Growing Milkweed for Monarch Butterflies
Showy milkweed is a Western native wildflower famous for being the host plant of the monarch butterfly. Host plant simply means that monarch mamas lay their eggs on or near milkweed plants so that hatching caterpillars can feed on the milkweed leaves. Milkweed leaves are slightly toxic and impart this toxicity to the feasting caterpillars- giving them their primary defense mechanism.
Milkweed flowers are stunningly beautiful and attract a wide variety of pollinators- not just monarchs. Being a native wildflower it is drought tolerant and appropriate for dry gardens. Contrary to what its name suggests, we have not found milkweed to be a exceptionally weedy plant and it does not spread aggressively or reseed with abandon.
Monarch populations have been on steep decline in recent decades.
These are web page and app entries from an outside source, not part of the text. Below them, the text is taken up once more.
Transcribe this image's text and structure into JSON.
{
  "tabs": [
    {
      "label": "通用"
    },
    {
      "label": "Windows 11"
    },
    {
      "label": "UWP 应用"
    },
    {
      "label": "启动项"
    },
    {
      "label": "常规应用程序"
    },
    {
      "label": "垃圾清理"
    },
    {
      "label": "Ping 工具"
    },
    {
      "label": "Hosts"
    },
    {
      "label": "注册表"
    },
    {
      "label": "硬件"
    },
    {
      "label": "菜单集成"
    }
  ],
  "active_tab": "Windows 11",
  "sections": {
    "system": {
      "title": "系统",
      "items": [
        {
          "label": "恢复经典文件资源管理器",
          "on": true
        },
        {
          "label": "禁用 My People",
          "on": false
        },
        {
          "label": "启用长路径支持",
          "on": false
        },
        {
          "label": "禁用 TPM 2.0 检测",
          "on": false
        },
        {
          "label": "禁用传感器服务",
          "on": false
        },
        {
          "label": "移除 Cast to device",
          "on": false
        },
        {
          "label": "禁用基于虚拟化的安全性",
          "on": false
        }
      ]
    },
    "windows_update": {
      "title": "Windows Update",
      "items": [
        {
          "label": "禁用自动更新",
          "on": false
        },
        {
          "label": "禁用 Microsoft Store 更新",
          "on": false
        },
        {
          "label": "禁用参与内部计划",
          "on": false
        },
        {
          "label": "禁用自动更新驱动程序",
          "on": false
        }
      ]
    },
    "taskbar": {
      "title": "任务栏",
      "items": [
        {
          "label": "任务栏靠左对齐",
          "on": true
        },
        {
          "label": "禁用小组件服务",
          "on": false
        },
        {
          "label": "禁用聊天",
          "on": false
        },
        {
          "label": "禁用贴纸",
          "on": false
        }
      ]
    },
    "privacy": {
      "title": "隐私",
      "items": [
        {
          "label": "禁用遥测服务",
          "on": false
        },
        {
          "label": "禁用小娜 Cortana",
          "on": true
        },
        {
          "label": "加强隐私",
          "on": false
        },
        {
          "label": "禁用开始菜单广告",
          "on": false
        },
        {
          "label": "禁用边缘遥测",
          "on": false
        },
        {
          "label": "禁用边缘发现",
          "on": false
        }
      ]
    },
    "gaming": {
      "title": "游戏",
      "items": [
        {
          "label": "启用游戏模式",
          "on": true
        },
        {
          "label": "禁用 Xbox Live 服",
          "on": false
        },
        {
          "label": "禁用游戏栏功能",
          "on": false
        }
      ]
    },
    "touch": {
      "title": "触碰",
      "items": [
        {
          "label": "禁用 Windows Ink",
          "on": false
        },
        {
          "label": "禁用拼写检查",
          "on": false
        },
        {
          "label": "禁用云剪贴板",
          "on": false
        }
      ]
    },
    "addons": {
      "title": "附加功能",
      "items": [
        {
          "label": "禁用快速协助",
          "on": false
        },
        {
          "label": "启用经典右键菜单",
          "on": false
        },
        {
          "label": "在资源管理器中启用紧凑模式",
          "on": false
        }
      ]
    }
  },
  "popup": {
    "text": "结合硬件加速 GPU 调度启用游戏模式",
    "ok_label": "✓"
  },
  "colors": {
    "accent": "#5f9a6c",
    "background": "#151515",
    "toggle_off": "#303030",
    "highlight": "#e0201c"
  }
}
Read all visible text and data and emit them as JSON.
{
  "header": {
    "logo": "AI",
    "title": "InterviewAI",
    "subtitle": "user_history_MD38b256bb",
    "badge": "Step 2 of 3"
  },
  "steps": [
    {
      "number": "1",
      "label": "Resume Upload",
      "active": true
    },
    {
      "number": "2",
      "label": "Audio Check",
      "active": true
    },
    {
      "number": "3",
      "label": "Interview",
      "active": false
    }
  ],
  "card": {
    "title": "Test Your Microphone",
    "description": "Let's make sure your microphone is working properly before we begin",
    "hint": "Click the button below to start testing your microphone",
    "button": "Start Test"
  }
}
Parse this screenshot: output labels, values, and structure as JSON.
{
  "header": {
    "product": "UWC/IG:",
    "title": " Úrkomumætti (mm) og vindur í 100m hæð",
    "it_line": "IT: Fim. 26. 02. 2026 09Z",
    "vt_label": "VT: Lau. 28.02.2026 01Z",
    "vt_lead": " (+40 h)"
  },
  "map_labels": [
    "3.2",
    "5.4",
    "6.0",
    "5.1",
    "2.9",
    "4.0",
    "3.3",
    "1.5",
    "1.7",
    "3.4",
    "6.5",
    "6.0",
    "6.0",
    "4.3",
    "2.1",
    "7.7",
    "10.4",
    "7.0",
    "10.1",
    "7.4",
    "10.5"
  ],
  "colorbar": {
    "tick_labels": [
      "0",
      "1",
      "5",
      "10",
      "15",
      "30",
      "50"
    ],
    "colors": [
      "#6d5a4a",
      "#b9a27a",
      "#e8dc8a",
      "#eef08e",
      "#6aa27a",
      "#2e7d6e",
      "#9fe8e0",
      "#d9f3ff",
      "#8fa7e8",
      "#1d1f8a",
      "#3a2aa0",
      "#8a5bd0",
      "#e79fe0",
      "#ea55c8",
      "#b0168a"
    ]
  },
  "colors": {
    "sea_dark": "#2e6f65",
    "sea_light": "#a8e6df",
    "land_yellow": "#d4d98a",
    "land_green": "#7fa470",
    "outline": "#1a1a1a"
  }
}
To learn more about the causes of this, visit the Xerces Society for Invertebrate Conservation's page on the monarch decline. The reasons for this decline include habitat loss in their overwinter habitat in Mexico and pesticides. One primary reason for their decline is the decline of their host plant- milkweed- all over the west and midwestern United States. Reasons for this include the use of GMO Round-up Ready crops which allow the spraying of herbicides over vast amounts of acres, killing milkweed where it grows in fields, along, roadsides and in ditches.
This is one problem where you can make a difference! You can help save the monarch butterfly by planting milkweed in your own garden!
Learn more about efforts to save the monarch butterfly in Mexico here.
How to grow milkweed:
As a native wildflower, milkweed germination will be greatly enhanced if you give them a "winter" before you expect them to grow. This can be done either by planting them in the fall, or by cold stratifying them in a moist paper towel in a plastic bag in the refrigerator for 1-2 months. Planting them in the fall in a weed free location is the simplest, but we have found the most success when we cold stratify them and start them in pots in a greenhouse or under a grow light. If planting inside, do this 4-6 weeks before you expect to transplant them. Sow 1/4" deep, and thin to about 8" between plants. Because they tolerate dry conditions, we plant these in our native plants dry garden. We love to plant them where we will see them often, so we can see if we find any monarch caterpillars munching on them- or better yet catch a monarch mama in the process of laying her eggs on them!